It isn’t every day that an artisan food business in Northern Ireland is invited to develop an original product for diners in his classy restaurant by one of the world’s most respected French chefs.
Alastair Crown, the founder and managing director of Limavady-based Corndale Fa-rm Free Range Charcuterie, was “humbled and thrilled” when celebrity chef Jean-Christophe Novelli first in-vited him to supply his award-winning chorizo and other cured meats for diners at his highly acclaimed Novelli restaurant at City Quays in Belfast.
The 112-seat restaurant opened earlier in the year with a spectacular menu and stunning views of the Belfast waterside.
Novelli subsequently app-roached Alastair to work with his executive head chef Jim Mulholland and his kitchen team on a distinctive house salami for the restaurant.
Alastair first met Jim Mul-holland and Jean-Christophe Novelli at Balmoral Show in 2017. The top chef had been invited along by Food NI.
“They both tried our products and enjoyed them. Jim Mulholland was then the highly regarded head chef at the Ballyrobin Hotel, near Belfast International Airport. He used our cured meats, and we developed a working relationship with him. Jim subsequently joined Jean-Christophe as head chef.
“When they were opening the new restaurant, part of the AC Hotel, we were asked to supply our local free range charcuterie,” Alastair continues.
“After discussing the range with Jim, the idea of a house salami, exclusive to Novelli, was born. We both loved the idea and started to come up with recipes for sampling.
“With the new restaurant being along the quay and where the old dockyard was, Jim thought it would be good to try and capture the history of the docklands in a product exclusive to the restaurant,” he says.
After a bit of brain storming, Jim suggested trying to replicate a traditional Belfast docker’s lunch.
Alastair explains: “The lunch used to consist of a pickled pig’s foot (trotter) and a pint of Guinness (Porter). The pig’s trotter was then a cheap and tasty meal in working class parts of Belfast, especially on the Shankill and docks.
“The concept was there. It was then up to us to come up with a contemporary recipe that would work in a salami. We had to create a quality product in line with other Corndale charcuterie products,” he adds.
After several weeks of testing and recipe development, Alastair produced a unique ham hock and porter salami.
“The salami was quite technically challenging and had a longer process than most salamis,” he continues.
“First we start with our own free range ham hocks. We dry-cure them slowly and carefully in our own dry cure of salt, brown sugar and our own secret blend of aromatics.
“We then bone-out the ham hocks and meticulously remove any sinew or silver skin that can spoil the texture of the salami. Once the ham hock is boned, trimmed and diced the salami process can start.
“The ham hock is added to minced pork shoulder and leg, with a little hard back fat to give a beautifully marbled salami. We season the salami with a delicate blend of herbs and spices and the porter to give a beautiful acidity and a touch of mace for fragrance.

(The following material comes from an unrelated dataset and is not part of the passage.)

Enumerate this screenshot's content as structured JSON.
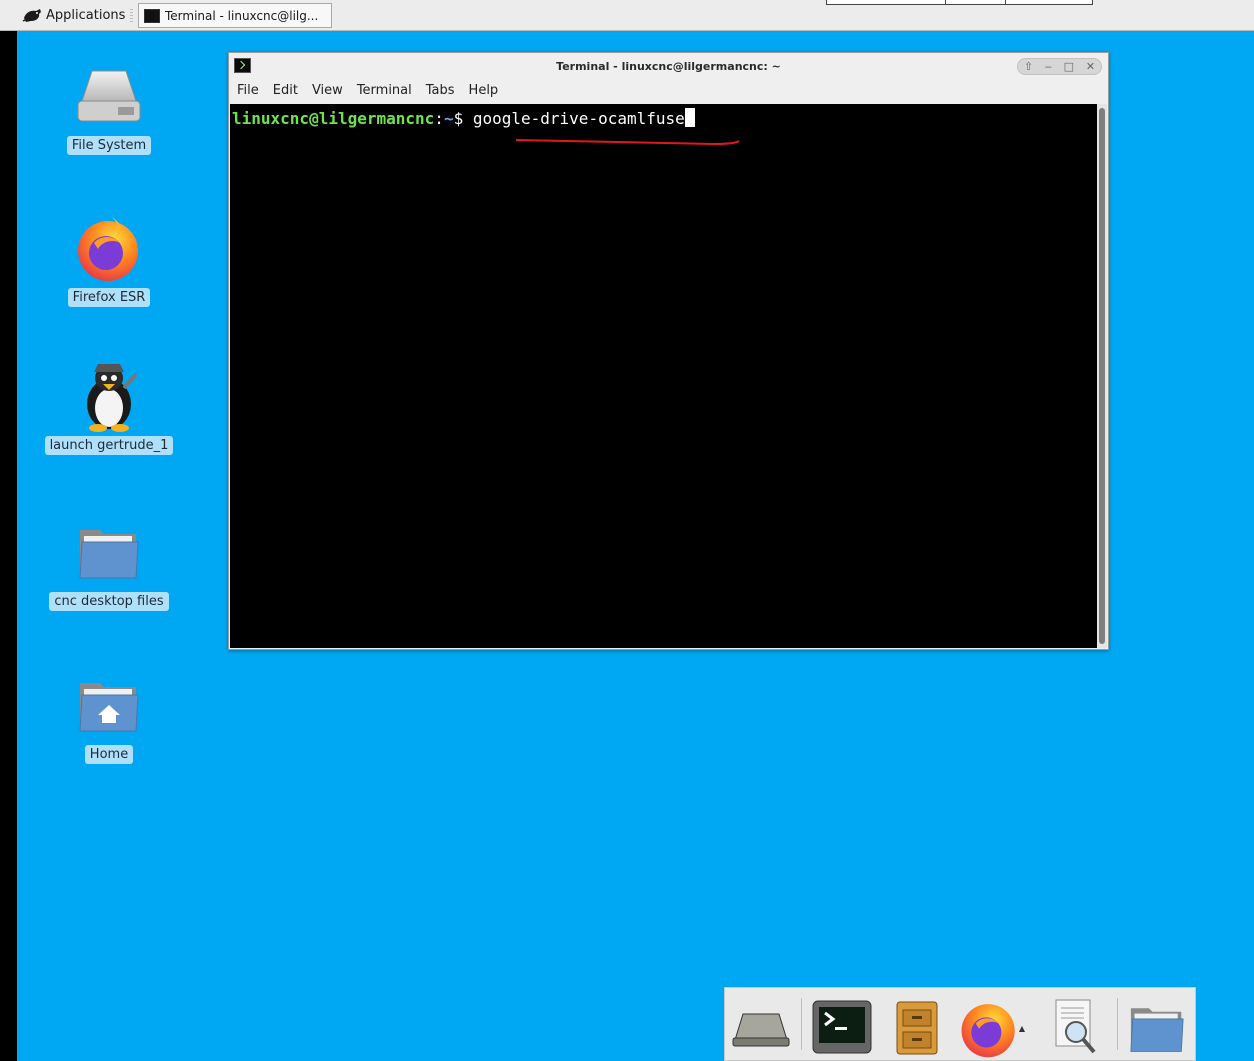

“The salami is then fer-mented and air-dried in our state-of-the-art chambers near our farm for up to 12 weeks. This allows the flavours to develop and mature. The salami is sliced in-house by the chefs at the restaurant to ensure diners are getting the freshest possible and most flavoursome eating ex-perience,” he adds.
The ham hock and porter salami makes up part of the Corndale Charcuterie board now offered at the restaurant. It is accompanied by the company’s fennel & black pepper coppa, Irish Black Butter lomo, chorizo and Corndale’s multi award-winning venison salami. Al-
astair describes the char-cuterie board as “a lovely balance of flavours and textures”.
The new house salami will soon be available in handy retail packs to buy directly from the hotel reception alongside other Corndale charcuterie products.
“The support from the restaurant and the ideas being generated in discussion with the team there are a marvellous boost for our business and a tremendous endorsement of the quality of our charcuterie.
“We are learning a great deal from working so closely with Jean-Christophe, Jim Mulholland at the team at such a prestigious rest-aurant.”
Corndale Free Range Farm
Charcuterie, a Food NI mem-ber company, has won UK
Great Taste, Blas na hEireann and British Cured Meats awards for products, incl-uding its venison salami and chorizo.
Established in 2012 by Mr Crown, an expert in solar heating with a long-standing interest in rearing pigs and food production, Corndale has been at the forefront of the successful revival of traditional meat curing and charcuterie in Northern Ire-land.
In addition to salami and chorizo, the small company, which cures meat from its own herd of heritage pigs, has produced its own bresaola and lomo.
Other new cured meat products developed by the farm-based business include two flavoured salamis – garlic and thyme and orange and cardamom, both of which are aimed at the wholesale market.